Note: This device is only designed to work with servos or as a PWM input to an ECS (Electronic Speed Control) unit. It is designed to drive a low current PWM output and simply pass power and ground through. It is not suitable to try to control DC motors directly using PWM as it cannot provide the necessary current.
- – = Ground
- += Power (4.8 – 6VDC)
- S = No connect
Output to servo or ECS (x3)
- – = Ground
- += Power (4.8 – 6VDC)
- S = PWM Output
OUR EVALUATION RESULTS:
These are simple yet clever little boxes that can be quite useful. We use them to exercise servos back and forth for extended periods of time when we are doing basic testing or to experiment with motion of articulated assemblies without having to mess around with hooking up an MCU and writing code.
The packaging is an example of how to manufacture a device as cheaply as possible and it looks a bit like a plastic match box but it gets the job done.
The main criticism of the tester is that it will not necessarily exercise a servo through its full range of motion.

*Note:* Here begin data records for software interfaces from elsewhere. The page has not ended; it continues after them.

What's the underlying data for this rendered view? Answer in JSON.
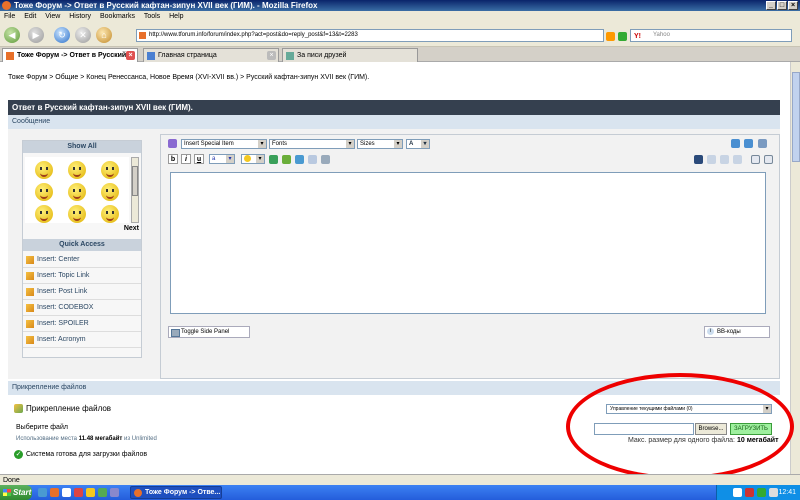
{
  "window": {
    "title": "Тоже Форум -> Ответ в Русский кафтан-зипун XVII век (ГИМ). - Mozilla Firefox"
  },
  "menu": [
    "File",
    "Edit",
    "View",
    "History",
    "Bookmarks",
    "Tools",
    "Help"
  ],
  "nav": {
    "url": "http://www.tforum.info/forum/index.php?act=post&do=reply_post&f=13&t=2283",
    "search_placeholder": "Yahoo"
  },
  "tabs": [
    {
      "label": "Тоже Форум -> Ответ в Русский...",
      "active": true
    },
    {
      "label": "Главная страница",
      "active": false
    },
    {
      "label": "За писи друзей",
      "active": false
    }
  ],
  "breadcrumb": "Тоже Форум > Общие > Конец Ренессанса, Новое Время (XVI-XVII вв.) > Русский кафтан-зипун XVII век (ГИМ).",
  "reply": {
    "header": "Ответ в Русский кафтан-зипун XVII век (ГИМ).",
    "section": "Сообщение"
  },
  "sidepanel": {
    "show_all": "Show All",
    "next": "Next",
    "quick_access": "Quick Access",
    "items": [
      "Insert: Center",
      "Insert: Topic Link",
      "Insert: Post Link",
      "Insert: CODEBOX",
      "Insert: SPOILER",
      "Insert: Acronym"
    ]
  },
  "editor": {
    "special_item": "Insert Special Item",
    "fonts": "Fonts",
    "sizes": "Sizes",
    "toggle_side_panel": "Toggle Side Panel",
    "bbcodes": "BB-коды",
    "format_buttons": [
      "b",
      "i",
      "u"
    ]
  },
  "attachments": {
    "bar": "Прикрепление файлов",
    "title": "Прикрепление файлов",
    "manage": "Управление текущими файлами (0)",
    "choose": "Выберите файл",
    "usage_prefix": "Использование места",
    "usage_value": "11.48 мегабайт",
    "usage_suffix": "из Unlimited",
    "ready": "Система готова для загрузки файлов",
    "browse": "Browse...",
    "upload": "ЗАГРУЗИТЬ",
    "max_prefix": "Макс. размер для одного файла:",
    "max_value": "10 мегабайт"
  },
  "status": "Done",
  "taskbar": {
    "start": "Start",
    "item": "Тоже Форум -> Отве...",
    "lang": "EN",
    "clock": "12:41"
  }
}
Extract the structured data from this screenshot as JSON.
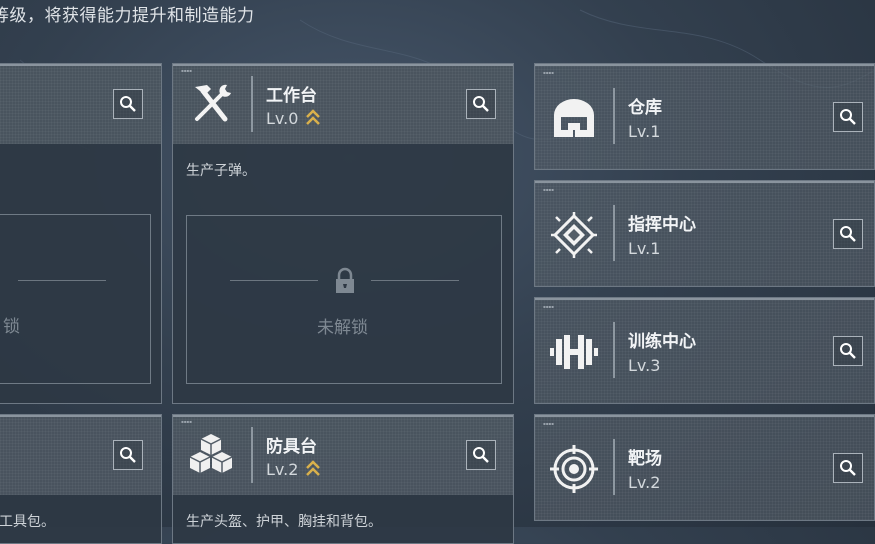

To avoid overdriving servos it keeps the PWM within a safe range. That may mean that a 180° servo will only rotate 150° using this tester.
Here is a simple setup we made using one of these modules to exercise many servos at once. It was taken out of the packaging and the output pins were soldered into one of our prototyping boards. The module gets power through these output pins and the signal output is run to a row of header pins along with 5V and Gnd. Power is supplied from an external bench power supply.
If the blue LEDs flicker during servo operation and the servo acts erratic, that generally indicates that the power to the unit doesn’t have enough current capability. We have seen this when we had the current limit set too low on our bench power supply.
If the device seems to reset on handling, it is usually due to intermittent power connections. We have seen this when using old breadboard jumpers that have gotten sloppy and tend to make intermittent contact when wiggled.
If the servo is a larger servo and seems to be responding poorly, ensure the power wiring isn’t dropping too much voltage. If the power supply is 5V, it is easy to get < 4.8V at the servo if using breadboard jumpers. In that case either use larger wiring to reduce the voltage drop or increase the 5V up to a maximum of 6V.
Below is a scope capture of a typical PWM waveform output with 5V power input.
BEFORE THEY ARE SHIPPED, THESE MODULES ARE:
- Sample inspected and tested per incoming shipment.
|Vcc||Range||4.8 – 6VDC|
|Frequency||49Hz measured (50Hz nominal)|
|PWM Pulse Amplitude||Same as Vcc|
|Dimensions||L x W x H w/out pins||35 x 31 x 24mm (1.38 x 1.22 x 0.95″)|